Stents, coronary bypass show equal benefit: study
By Gene Emery
BOSTON (Reuters) - Stents kept people alive just as effectively as heart bypass surgery, but the stents were nearly six times more likely to clog over time, Korean researchers reported on Monday.
Dr. Ki Bae Seung of the Catholic University of Korea in Seoul and colleagues found that after three years, the risk of death, heart attack or stroke was 9.2 percent for 542 bypass recipients versus 9.3 percent for a matched group of stent recipients.
Coronary-artery bypass grafting, known as CABG, involves stitching in a vein or artery to go around a blocked artery. Stents are mesh tubes used to prop open a blocked artery.
Seung's team used the MAIN-COMPARE registry from 12 major heart treatment centers in South Korea for the study, released in the New England Journal of Medicine to coincide with a meeting in Chicago of the American College of Cardiology.
They found recipients of bare-metal stents were 5.9 times more likely to need further surgery to reopen the artery than patients who got bypass surgery.
The researchers also compared the outcomes for people who receive drug-releasing stents and older stents, finding a slight increase in death and other problems with the drug-eluting stents. However the difference was not dramatic enough to be statistically significant.
"In our study, despite the lower rates of repeat revascularization with drug-eluting stents than with bare-metal stents, CABG was still more effective than drug-eluting stents in reducing the need for target-vessel revascularization," the researchers wrote.
All the volunteers had blockages in their left main coronary artery, the worst location.
In a commentary in the Journal, Dr. Robert Jones of Duke University Medical Center in Durham, North Carolina said the MAIN-COMPARE study does not prove that the surgery and stenting are equal.

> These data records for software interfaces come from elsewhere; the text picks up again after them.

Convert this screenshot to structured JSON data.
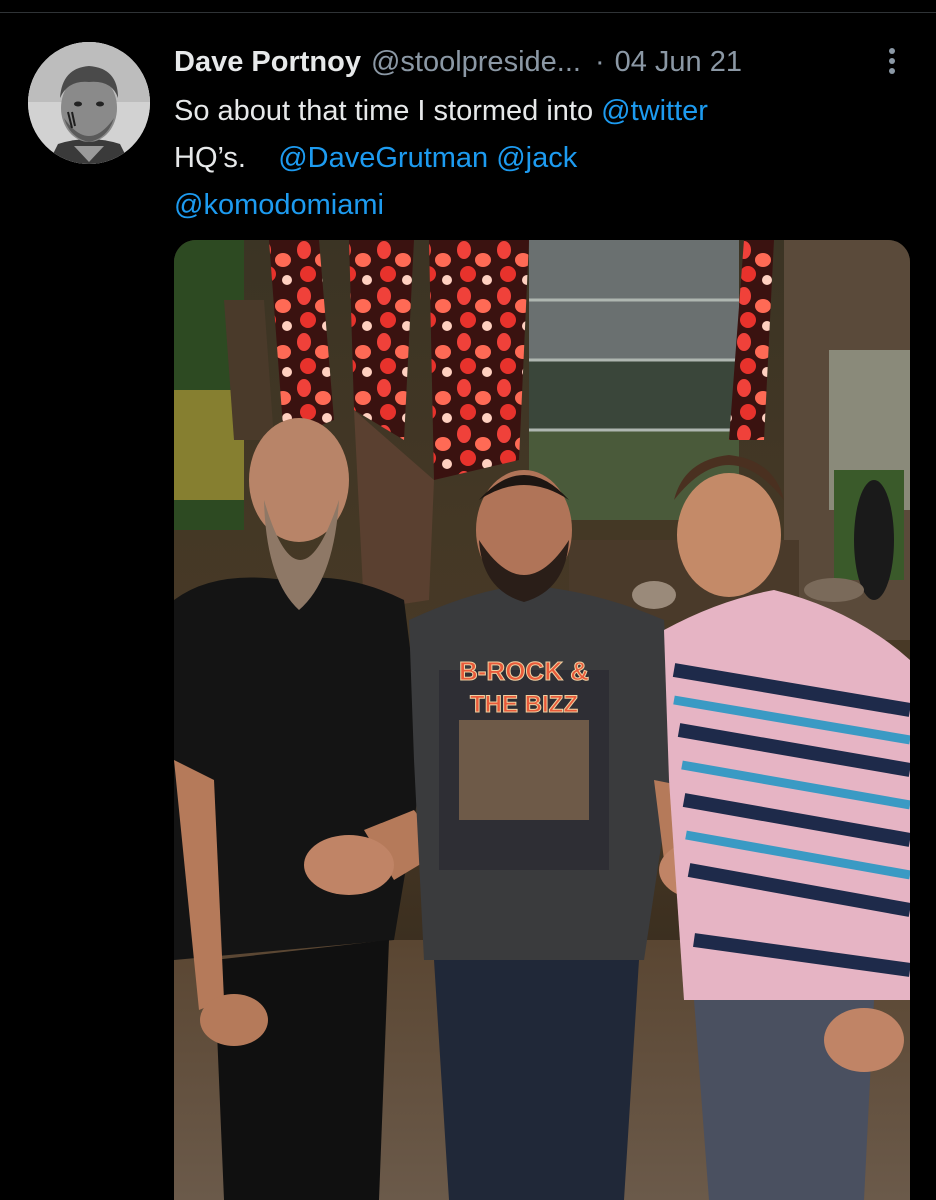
{
  "tweet": {
    "author": {
      "display_name": "Dave Portnoy",
      "handle": "@stoolpreside...",
      "avatar_icon": "profile-photo-avatar"
    },
    "separator": "·",
    "date": "04 Jun 21",
    "text": {
      "line1_prefix": "So about that time I stormed into ",
      "mention_twitter": "@twitter",
      "line2_prefix": "HQ’s.",
      "mention_grutman": "@DaveGrutman",
      "mention_jack": "@jack",
      "mention_komodo": "@komodomiami"
    },
    "more_icon": "vertical-ellipsis-icon",
    "shirt_text": {
      "line1": "B-ROCK &",
      "line2": "THE BIZZ"
    }
  },
  "colors": {
    "background": "#000000",
    "primary_text": "#e7e9ea",
    "secondary_text": "#8b98a5",
    "link": "#1d9bf0"
  }
}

That, he said, would require a large long-term randomized study.
(Editing by Maggie Fox)